TAMPA — The University of South Florida and Stetson University College of Law have joined to put students on a fast track to becoming lawyers.
Leaders from both schools signed an agreement Wednesday, creating a "3+3" program between USF, a public university, and Stetson, a private one.
Students seeking a law degree usually go to undergraduate school for four years, then law school for three. The new agreement would let qualified students from USF's Honors College transfer to Stetson for their fourth year, putting them on track to earn both a bachelor's and law degree in six years instead of seven.
"We have so many students who are interested in the law profession, and when they make up their mind, they go for it," USF president Judy Genshaft said at a news conference. "These are students who are bright and eager to make a difference in the world, and now we have a route that will get them there more quickly."
After a student enrolls at Stetson and finishes 31 credit hours in the law program, USF will apply those credits to the remaining work needed for a bachelor's degree. The program also will provide some scholarship money to students, who will be paired with a student, teacher or graduate mentor from Stetson.
"Not only are we two separate institutions, but a public and a private institution, surmounting so many barriers to say to the people in this state and the people who go to our institutions, we can make things better, we can make it more accelerated and keep with the academic rigor," said Stetson president Wendy Libby.
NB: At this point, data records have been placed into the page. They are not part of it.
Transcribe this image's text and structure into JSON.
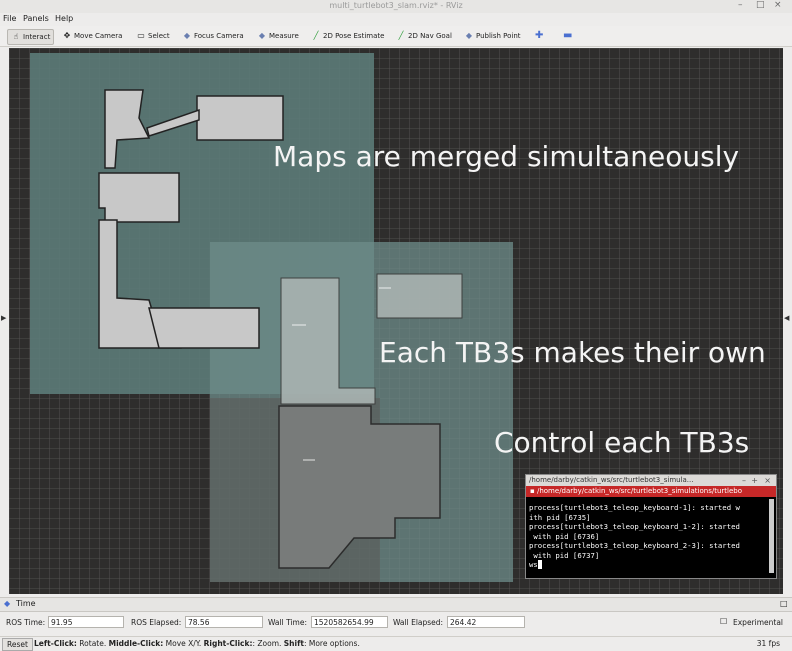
{
  "window": {
    "title": "multi_turtlebot3_slam.rviz* - RViz"
  },
  "menu": {
    "file": "File",
    "panels": "Panels",
    "help": "Help"
  },
  "toolbar": {
    "interact": "Interact",
    "move_camera": "Move Camera",
    "select": "Select",
    "focus_camera": "Focus Camera",
    "measure": "Measure",
    "pose_estimate": "2D Pose Estimate",
    "nav_goal": "2D Nav Goal",
    "publish_point": "Publish Point"
  },
  "overlay": {
    "maps_merged": "Maps are merged simultaneously",
    "each_makes": "Each TB3s makes their own",
    "control_each": "Control each TB3s"
  },
  "terminal": {
    "title": "/home/darby/catkin_ws/src/turtlebot3_simula...",
    "tab": "/home/darby/catkin_ws/src/turtlebot3_simulations/turtlebo",
    "lines": [
      "process[turtlebot3_teleop_keyboard-1]: started w",
      "ith pid [6735]",
      "process[turtlebot3_teleop_keyboard_1-2]: started",
      " with pid [6736]",
      "process[turtlebot3_teleop_keyboard_2-3]: started",
      " with pid [6737]",
      "ws"
    ]
  },
  "time_panel": {
    "title": "Time",
    "ros_time_label": "ROS Time:",
    "ros_time": "91.95",
    "ros_elapsed_label": "ROS Elapsed:",
    "ros_elapsed": "78.56",
    "wall_time_label": "Wall Time:",
    "wall_time": "1520582654.99",
    "wall_elapsed_label": "Wall Elapsed:",
    "wall_elapsed": "264.42",
    "experimental": "Experimental"
  },
  "status": {
    "reset": "Reset",
    "hint_left": "Left-Click:",
    "hint_left_text": " Rotate. ",
    "hint_middle": "Middle-Click:",
    "hint_middle_text": " Move X/Y. ",
    "hint_right": "Right-Click:",
    "hint_right_text": ": Zoom. ",
    "hint_shift": "Shift",
    "hint_shift_text": ": More options.",
    "fps": "31 fps"
  }
}
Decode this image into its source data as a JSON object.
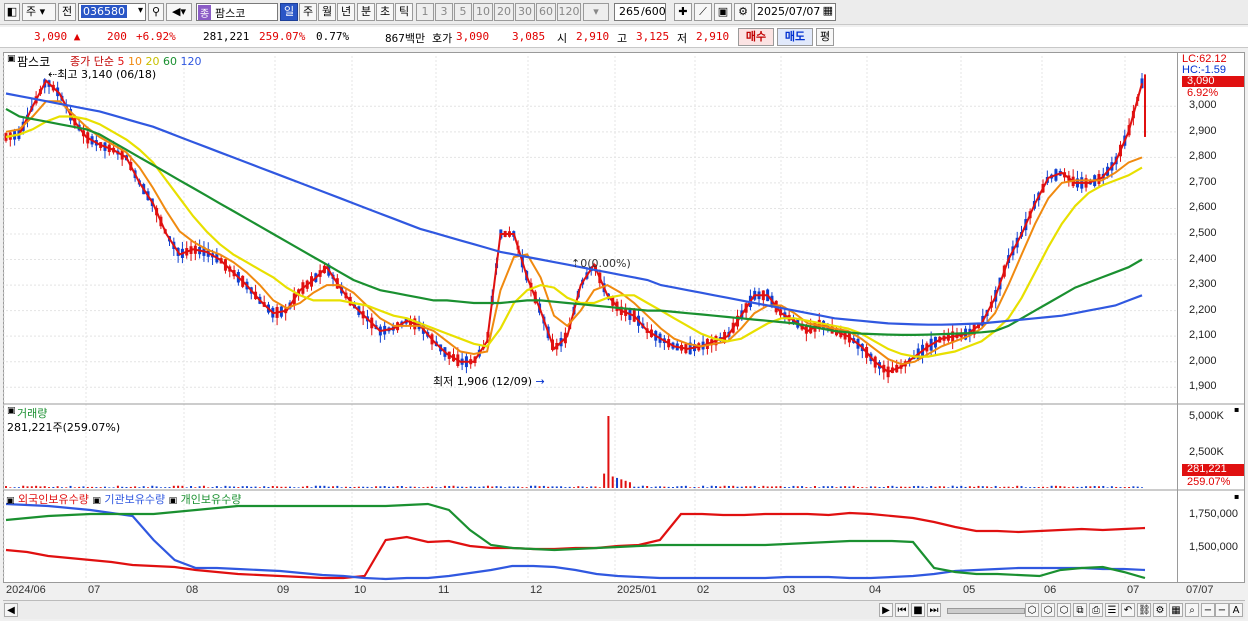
{
  "toolbar": {
    "market": "주",
    "prev_label": "전",
    "code": "036580",
    "stock_name": "팜스코",
    "stock_badge": "종",
    "periods": [
      "일",
      "주",
      "월",
      "년",
      "분",
      "초",
      "틱"
    ],
    "minutes": [
      "1",
      "3",
      "5",
      "10",
      "20",
      "30",
      "60",
      "120"
    ],
    "count": "265",
    "count_total": "/600",
    "date": "2025/07/07"
  },
  "info": {
    "price": "3,090 ▲",
    "change": "200",
    "change_pct": "+6.92%",
    "volume": "281,221",
    "volume_pct": "259.07%",
    "turnover": "0.77%",
    "amount": "867백만",
    "quote_label": "호가",
    "ask": "3,090",
    "bid": "3,085",
    "open_label": "시",
    "open": "2,910",
    "high_label": "고",
    "high": "3,125",
    "low_label": "저",
    "low": "2,910",
    "buy": "매수",
    "sell": "매도",
    "avg": "평"
  },
  "price_panel": {
    "name": "팜스코",
    "legend": "종가 단순 5 10 20 60 120",
    "ma_labels": [
      "5",
      "10",
      "20",
      "60",
      "120"
    ],
    "ma_colors": [
      "#e01010",
      "#f08a10",
      "#e8e000",
      "#1a9030",
      "#3058e0"
    ],
    "high_note": "최고 3,140 (06/18)",
    "low_note": "최저 1,906 (12/09)",
    "mid_note": "0(0.00%)",
    "lc": "LC:62.12",
    "hc": "HC:-1.59",
    "current_price": "3,090",
    "current_pct": "6.92%",
    "yticks": [
      "3,000",
      "2,900",
      "2,800",
      "2,700",
      "2,600",
      "2,500",
      "2,400",
      "2,300",
      "2,200",
      "2,100",
      "2,000",
      "1,900"
    ]
  },
  "volume_panel": {
    "title": "거래량",
    "value": "281,221주(259.07%)",
    "yticks": [
      "5,000K",
      "2,500K"
    ],
    "current": "281,221",
    "current_pct": "259.07%"
  },
  "holdings_panel": {
    "labels": [
      "외국인보유수량",
      "기관보유수량",
      "개인보유수량"
    ],
    "colors": [
      "#e01010",
      "#3058e0",
      "#1a9030"
    ],
    "yticks": [
      "1,750,000",
      "1,500,000"
    ]
  },
  "x_axis": [
    "2024/06",
    "07",
    "08",
    "09",
    "10",
    "11",
    "12",
    "2025/01",
    "02",
    "03",
    "04",
    "05",
    "06",
    "07"
  ],
  "x_right": "07/07",
  "chart_data": {
    "type": "candlestick",
    "period": "daily",
    "ylim": [
      1850,
      3150
    ],
    "series": [
      {
        "name": "5",
        "values": [
          2880,
          2890,
          3000,
          3100,
          3050,
          2950,
          2880,
          2850,
          2830,
          2800,
          2700,
          2620,
          2500,
          2420,
          2440,
          2430,
          2400,
          2350,
          2300,
          2240,
          2190,
          2200,
          2280,
          2320,
          2370,
          2290,
          2220,
          2170,
          2120,
          2130,
          2160,
          2140,
          2080,
          2030,
          2000,
          2000,
          2080,
          2500,
          2500,
          2330,
          2200,
          2050,
          2100,
          2300,
          2380,
          2260,
          2200,
          2180,
          2120,
          2090,
          2060,
          2050,
          2060,
          2080,
          2100,
          2180,
          2260,
          2260,
          2190,
          2160,
          2120,
          2150,
          2120,
          2100,
          2060,
          2000,
          1960,
          1980,
          2020,
          2060,
          2090,
          2100,
          2110,
          2150,
          2250,
          2400,
          2500,
          2620,
          2720,
          2740,
          2700,
          2700,
          2720,
          2780,
          2900,
          3090
        ]
      },
      {
        "name": "10",
        "values": [
          2900,
          2910,
          2960,
          3020,
          3020,
          2970,
          2920,
          2880,
          2850,
          2820,
          2760,
          2680,
          2590,
          2510,
          2470,
          2440,
          2420,
          2390,
          2350,
          2300,
          2240,
          2210,
          2230,
          2270,
          2300,
          2300,
          2270,
          2220,
          2170,
          2140,
          2140,
          2140,
          2120,
          2080,
          2040,
          2030,
          2040,
          2280,
          2410,
          2420,
          2330,
          2180,
          2140,
          2200,
          2280,
          2300,
          2270,
          2230,
          2180,
          2130,
          2090,
          2070,
          2060,
          2070,
          2080,
          2130,
          2190,
          2220,
          2220,
          2190,
          2150,
          2140,
          2130,
          2120,
          2090,
          2050,
          2010,
          1990,
          2000,
          2030,
          2060,
          2080,
          2100,
          2130,
          2190,
          2300,
          2420,
          2540,
          2640,
          2700,
          2710,
          2710,
          2710,
          2740,
          2780,
          2800
        ]
      },
      {
        "name": "20",
        "values": [
          2880,
          2890,
          2910,
          2940,
          2960,
          2960,
          2950,
          2930,
          2900,
          2870,
          2830,
          2780,
          2710,
          2640,
          2570,
          2510,
          2460,
          2420,
          2390,
          2360,
          2330,
          2290,
          2260,
          2240,
          2240,
          2240,
          2230,
          2220,
          2200,
          2180,
          2170,
          2150,
          2130,
          2110,
          2090,
          2070,
          2060,
          2130,
          2230,
          2280,
          2300,
          2290,
          2250,
          2230,
          2230,
          2250,
          2260,
          2260,
          2230,
          2200,
          2170,
          2140,
          2110,
          2090,
          2080,
          2090,
          2120,
          2150,
          2170,
          2170,
          2160,
          2150,
          2140,
          2130,
          2110,
          2080,
          2050,
          2030,
          2020,
          2020,
          2030,
          2040,
          2060,
          2080,
          2120,
          2170,
          2250,
          2350,
          2450,
          2540,
          2610,
          2660,
          2690,
          2710,
          2730,
          2760
        ]
      },
      {
        "name": "60",
        "values": [
          2990,
          2960,
          2950,
          2940,
          2930,
          2920,
          2910,
          2890,
          2860,
          2830,
          2800,
          2770,
          2740,
          2710,
          2680,
          2650,
          2620,
          2590,
          2560,
          2530,
          2500,
          2470,
          2440,
          2410,
          2380,
          2350,
          2320,
          2300,
          2280,
          2270,
          2260,
          2250,
          2240,
          2240,
          2235,
          2230,
          2230,
          2230,
          2235,
          2240,
          2240,
          2235,
          2230,
          2225,
          2220,
          2215,
          2210,
          2205,
          2200,
          2200,
          2195,
          2190,
          2185,
          2180,
          2175,
          2170,
          2165,
          2160,
          2155,
          2150,
          2140,
          2130,
          2120,
          2115,
          2110,
          2108,
          2106,
          2105,
          2105,
          2106,
          2108,
          2110,
          2112,
          2115,
          2120,
          2140,
          2170,
          2200,
          2230,
          2260,
          2290,
          2310,
          2330,
          2350,
          2370,
          2400
        ]
      },
      {
        "name": "120",
        "values": [
          3050,
          3040,
          3030,
          3020,
          3010,
          3000,
          2990,
          2980,
          2965,
          2950,
          2935,
          2920,
          2900,
          2880,
          2860,
          2840,
          2820,
          2800,
          2780,
          2760,
          2740,
          2720,
          2700,
          2680,
          2660,
          2640,
          2620,
          2600,
          2580,
          2560,
          2540,
          2520,
          2505,
          2490,
          2475,
          2460,
          2445,
          2430,
          2420,
          2410,
          2400,
          2390,
          2380,
          2370,
          2360,
          2350,
          2340,
          2330,
          2320,
          2300,
          2290,
          2280,
          2270,
          2260,
          2250,
          2240,
          2230,
          2220,
          2210,
          2200,
          2190,
          2180,
          2170,
          2165,
          2160,
          2155,
          2150,
          2148,
          2146,
          2145,
          2145,
          2146,
          2148,
          2150,
          2155,
          2160,
          2165,
          2170,
          2175,
          2180,
          2190,
          2200,
          2210,
          2220,
          2240,
          2260
        ]
      }
    ],
    "volume_spike": 5000,
    "holdings": {
      "foreign": "red",
      "institution": "blue",
      "individual": "green"
    }
  }
}
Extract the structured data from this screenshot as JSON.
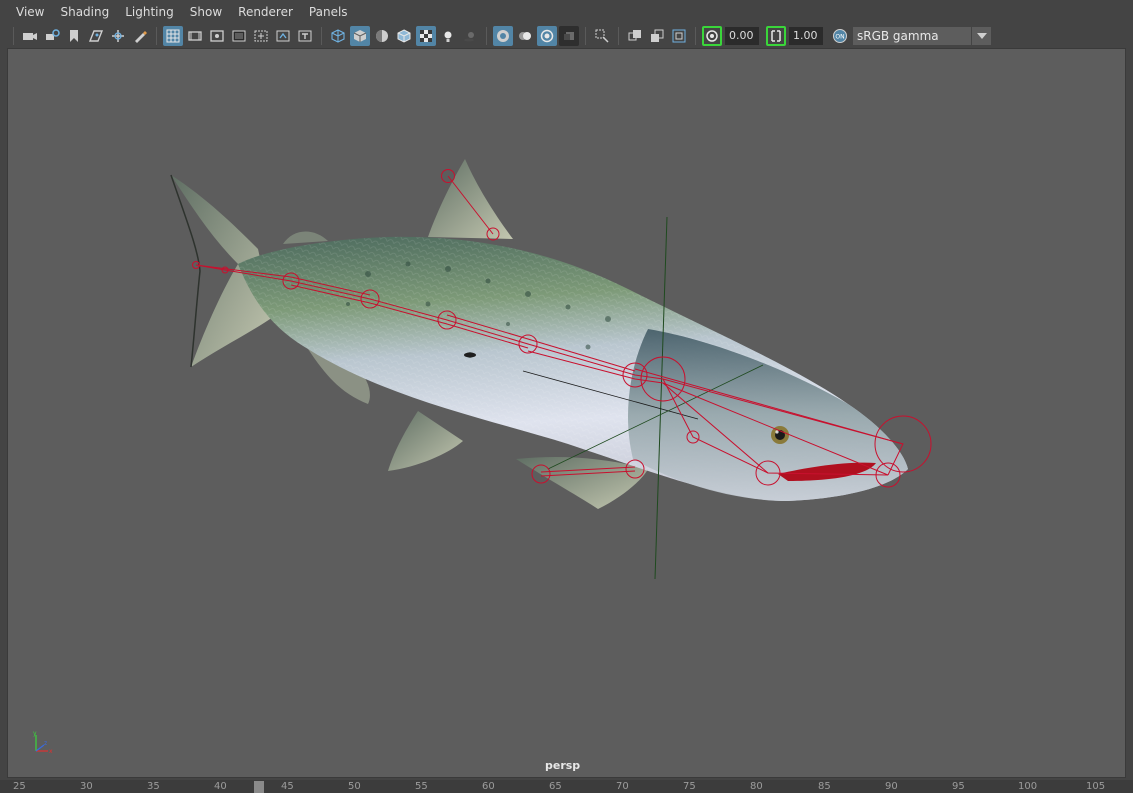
{
  "menubar": {
    "items": [
      "View",
      "Shading",
      "Lighting",
      "Show",
      "Renderer",
      "Panels"
    ]
  },
  "toolbar": {
    "exposure_value": "0.00",
    "gamma_value": "1.00",
    "color_space": "sRGB gamma",
    "icons": [
      "camera-icon",
      "camera-attributes-icon",
      "bookmark-icon",
      "image-plane-icon",
      "two-d-pan-icon",
      "grease-pencil-icon",
      "grid-icon",
      "film-gate-icon",
      "resolution-gate-icon",
      "gate-mask-icon",
      "field-chart-icon",
      "safe-action-icon",
      "safe-title-icon",
      "wireframe-icon",
      "smooth-shade-icon",
      "default-material-icon",
      "shaded-wireframe-icon",
      "textured-icon",
      "lights-icon",
      "shadows-icon",
      "ambient-occlusion-icon",
      "xray-icon",
      "xray-active-components-icon",
      "xray-joints-icon",
      "backface-culling-icon",
      "isolate-select-icon",
      "depth-of-field-icon",
      "hud-icon",
      "multisample-icon",
      "screen-space-ao-icon",
      "exposure-icon",
      "gamma-icon",
      "color-management-icon"
    ]
  },
  "viewport": {
    "camera_label": "persp",
    "background_color": "#5d5d5d",
    "joint_color": "#c8102e"
  },
  "timeline": {
    "ticks": [
      "25",
      "30",
      "35",
      "40",
      "45",
      "50",
      "55",
      "60",
      "65",
      "70",
      "75",
      "80",
      "85",
      "90",
      "95",
      "100",
      "105"
    ]
  }
}
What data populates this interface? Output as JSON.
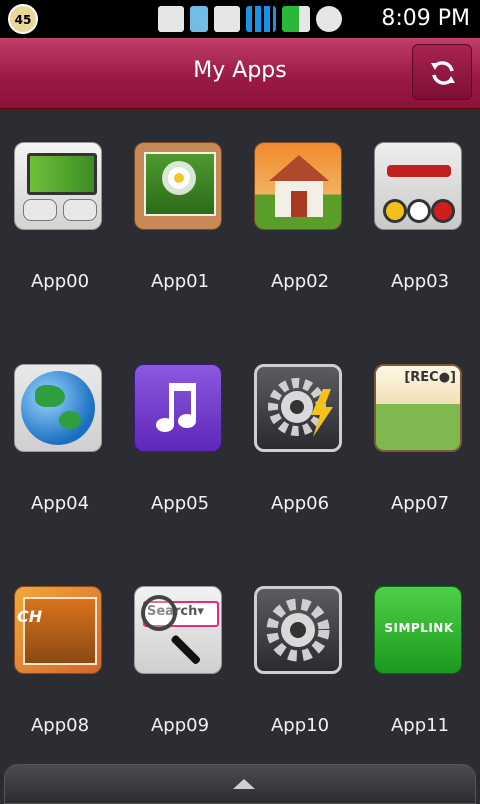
{
  "status_bar": {
    "notification_count": "45",
    "time": "8:09 PM",
    "icons": [
      "notification-badge-icon",
      "gallery-icon",
      "phone-icon",
      "data-transfer-icon",
      "signal-3g-icon",
      "battery-icon",
      "alarm-icon"
    ]
  },
  "header": {
    "title": "My Apps",
    "refresh_icon": "refresh-icon"
  },
  "apps": [
    {
      "label": "App00",
      "icon": "tv-gamepads-icon"
    },
    {
      "label": "App01",
      "icon": "photo-frame-icon"
    },
    {
      "label": "App02",
      "icon": "home-icon"
    },
    {
      "label": "App03",
      "icon": "av-cable-icon"
    },
    {
      "label": "App04",
      "icon": "globe-icon"
    },
    {
      "label": "App05",
      "icon": "music-note-icon"
    },
    {
      "label": "App06",
      "icon": "gear-bolt-icon"
    },
    {
      "label": "App07",
      "icon": "recorder-icon"
    },
    {
      "label": "App08",
      "icon": "channel-icon"
    },
    {
      "label": "App09",
      "icon": "search-magnifier-icon"
    },
    {
      "label": "App10",
      "icon": "gear-icon"
    },
    {
      "label": "App11",
      "icon": "simplink-icon"
    }
  ],
  "icon_texts": {
    "recorder": "[REC●]",
    "channel": "CH",
    "search": "Search▾",
    "simplink": "SIMPLINK"
  },
  "bottom_bar": {
    "arrow_icon": "chevron-up-icon"
  }
}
It's not a guaranteed path for anyone who wants it.
The USF Honors College will screen candidates. Interested students have to apply a year in advance, earn at least 45 of the required undergraduate credits from USF, earn a minimum LSAT score in the 75th percentile and get a written recommendation from the dean of USF's Honors College. At that point, it's up to Stetson to let students into its law program. Stetson is based in DeLand and has a second campus in Gulfport.
"I could potentially get into it," said Steven Koster, a 19-year-old Honors College student who came to watch Wednesday's news conference. "It has definitely opened my eyes to more opportunities and made me think more about Stetson and where I want to go to law school, if I do that."
Stephanie Hayes can be reached at firstname.lastname@example.org or (813) 226-3394.